When the string "icon" is part of a line in the data below, report the whole line.

** Opening Given data block **

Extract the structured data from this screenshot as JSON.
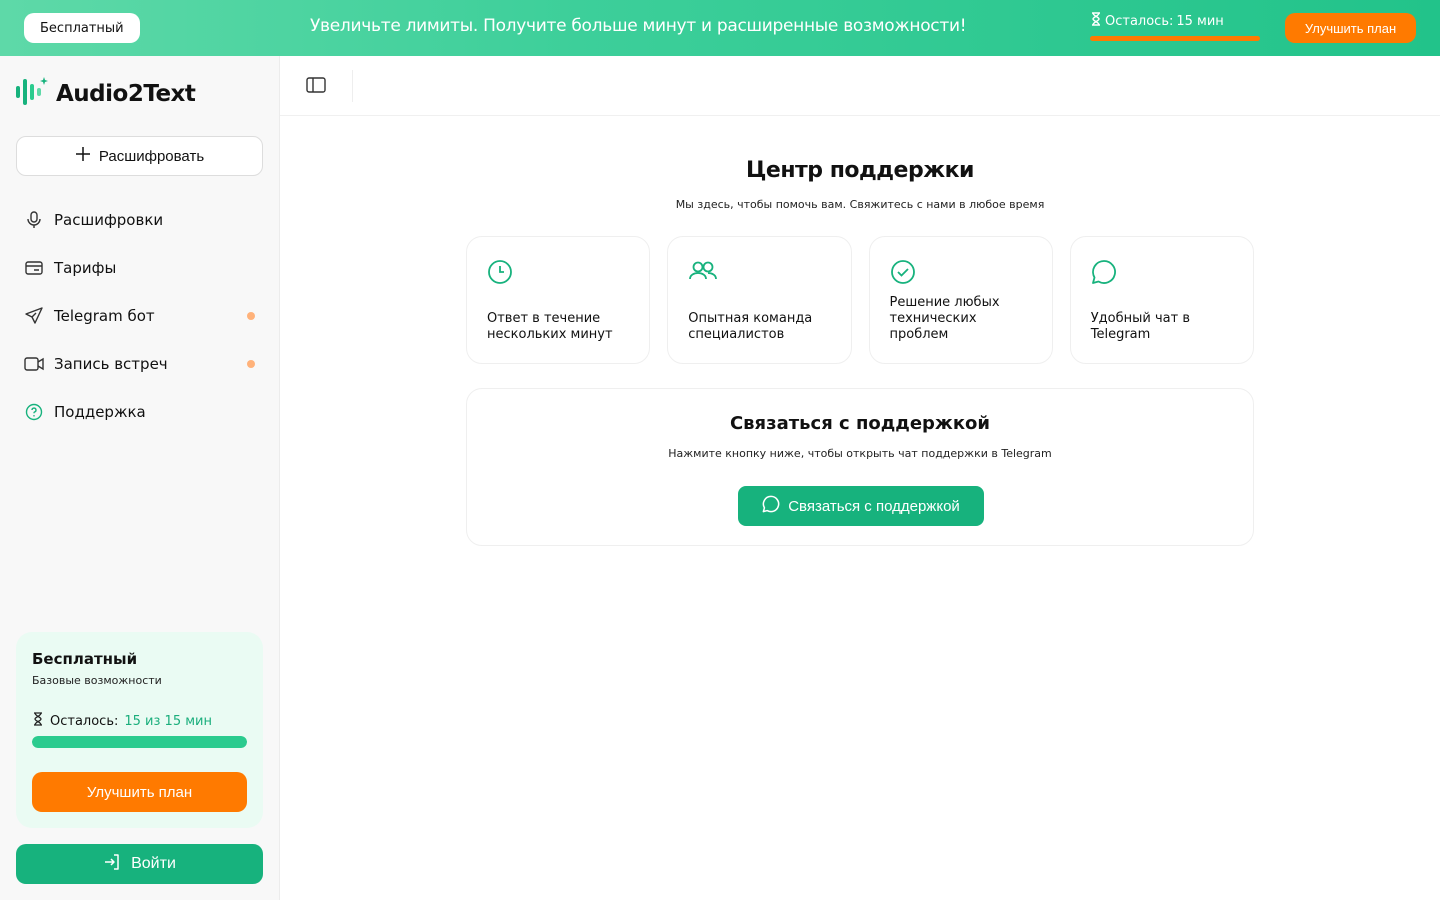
{
  "banner": {
    "plan_label": "Бесплатный",
    "message": "Увеличьте лимиты. Получите больше минут и расширенные возможности!",
    "remaining_label": "Осталось:",
    "remaining_value": "15 мин",
    "remaining_fraction": 1.0,
    "upgrade_label": "Улучшить план"
  },
  "sidebar": {
    "app_name": "Audio2Text",
    "new_button": "Расшифровать",
    "items": [
      {
        "label": "Расшифровки",
        "icon": "microphone-icon",
        "dot": false
      },
      {
        "label": "Тарифы",
        "icon": "card-icon",
        "dot": false
      },
      {
        "label": "Telegram бот",
        "icon": "send-icon",
        "dot": true
      },
      {
        "label": "Запись встреч",
        "icon": "video-icon",
        "dot": true
      },
      {
        "label": "Поддержка",
        "icon": "help-circle-icon",
        "dot": false
      }
    ],
    "plan_card": {
      "title": "Бесплатный",
      "subtitle": "Базовые возможности",
      "remaining_label": "Осталось:",
      "remaining_value": "15 из 15 мин",
      "progress_fraction": 1.0,
      "upgrade_label": "Улучшить план"
    },
    "login_label": "Войти"
  },
  "main": {
    "title": "Центр поддержки",
    "subtitle": "Мы здесь, чтобы помочь вам. Свяжитесь с нами в любое время",
    "features": [
      {
        "text": "Ответ в течение нескольких минут",
        "icon": "clock-icon"
      },
      {
        "text": "Опытная команда специалистов",
        "icon": "users-icon"
      },
      {
        "text": "Решение любых технических проблем",
        "icon": "check-circle-icon"
      },
      {
        "text": "Удобный чат в Telegram",
        "icon": "chat-bubble-icon"
      }
    ],
    "contact": {
      "title": "Связаться с поддержкой",
      "subtitle": "Нажмите кнопку ниже, чтобы открыть чат поддержки в Telegram",
      "button_label": "Связаться с поддержкой"
    }
  },
  "colors": {
    "accent_green": "#17b27d",
    "accent_orange": "#ff7a00",
    "banner_gradient_start": "#5ed9a8",
    "banner_gradient_end": "#22c38a",
    "dot_color": "#ffb27a"
  }
}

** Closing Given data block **

Output of the task:
        "icon": "microphone-icon",
        "icon": "card-icon",
        "icon": "send-icon",
        "icon": "video-icon",
        "icon": "help-circle-icon",
        "icon": "clock-icon"
        "icon": "users-icon"
        "icon": "check-circle-icon"
        "icon": "chat-bubble-icon"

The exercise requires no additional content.